* What is required
Repeat the records below exactly, leaving out every picture.
·····
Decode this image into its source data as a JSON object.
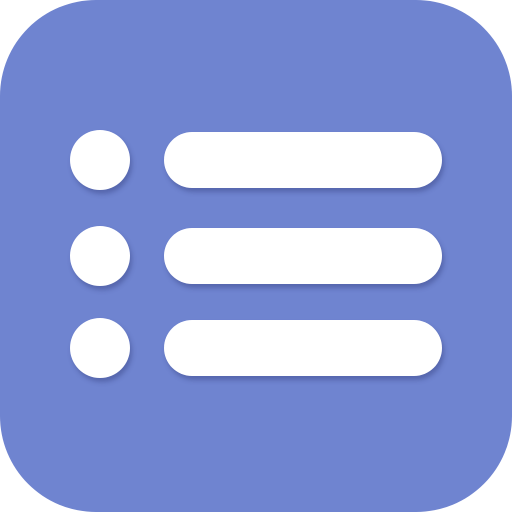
{
  "icon": {
    "name": "list-icon",
    "background_color": "#6f84d0",
    "foreground_color": "#ffffff",
    "rows": [
      {
        "bullet": "bullet-dot",
        "line": "list-line"
      },
      {
        "bullet": "bullet-dot",
        "line": "list-line"
      },
      {
        "bullet": "bullet-dot",
        "line": "list-line"
      }
    ]
  }
}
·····
* Reply to the exercise
Decode this image into its source data as a JSON object.
{
  "icon": {
    "name": "list-icon",
    "background_color": "#6f84d0",
    "foreground_color": "#ffffff",
    "rows": [
      {
        "bullet": "bullet-dot",
        "line": "list-line"
      },
      {
        "bullet": "bullet-dot",
        "line": "list-line"
      },
      {
        "bullet": "bullet-dot",
        "line": "list-line"
      }
    ]
  }
}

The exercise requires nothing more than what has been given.